Data records for software interfaces:
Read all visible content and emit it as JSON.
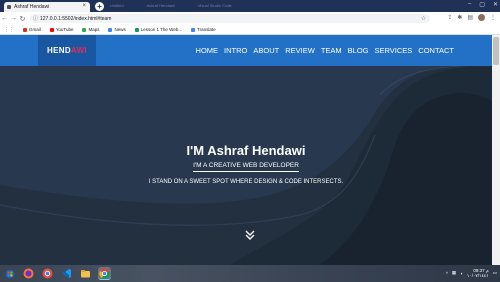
{
  "browser": {
    "active_tab_title": "Ashraf Hendawi",
    "ghost_tabs": [
      "Untitled",
      "Ashraf Hendawi",
      "Visual Studio Code"
    ],
    "url": "127.0.0.1:5502/index.html#team",
    "bookmarks": [
      {
        "label": "Gmail",
        "color": "#d93025"
      },
      {
        "label": "YouTube",
        "color": "#ff0000"
      },
      {
        "label": "Maps",
        "color": "#34a853"
      },
      {
        "label": "News",
        "color": "#4285f4"
      },
      {
        "label": "Lesson 1 The Web...",
        "color": "#0f9d58"
      },
      {
        "label": "Translate",
        "color": "#4285f4"
      }
    ]
  },
  "site": {
    "logo_part1": "HEND",
    "logo_part2": "AWI",
    "nav": [
      "HOME",
      "INTRO",
      "ABOUT",
      "REVIEW",
      "TEAM",
      "BLOG",
      "SERVICES",
      "CONTACT"
    ],
    "hero": {
      "title": "I'M Ashraf Hendawi",
      "subtitle": "I'M A CREATIVE WEB DEVELOPER",
      "tagline": "I STAND ON A SWEET SPOT WHERE DESIGN & CODE INTERSECTS."
    },
    "colors": {
      "navbar": "#2271c6",
      "logo_bg": "#1957a3",
      "logo_accent": "#e22d56",
      "hero_bg": "#27374d"
    }
  },
  "taskbar": {
    "apps": [
      "windows-start-icon",
      "firefox-icon",
      "chrome-alt-icon",
      "vscode-icon",
      "folder-icon",
      "chrome-icon"
    ],
    "time": "09:37 م",
    "date": "١٠/٠٧/١٤٤١"
  }
}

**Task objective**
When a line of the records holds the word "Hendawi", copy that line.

**Final answer**
    "active_tab_title": "Ashraf Hendawi",
      "Ashraf Hendawi",
      "title": "I'M Ashraf Hendawi",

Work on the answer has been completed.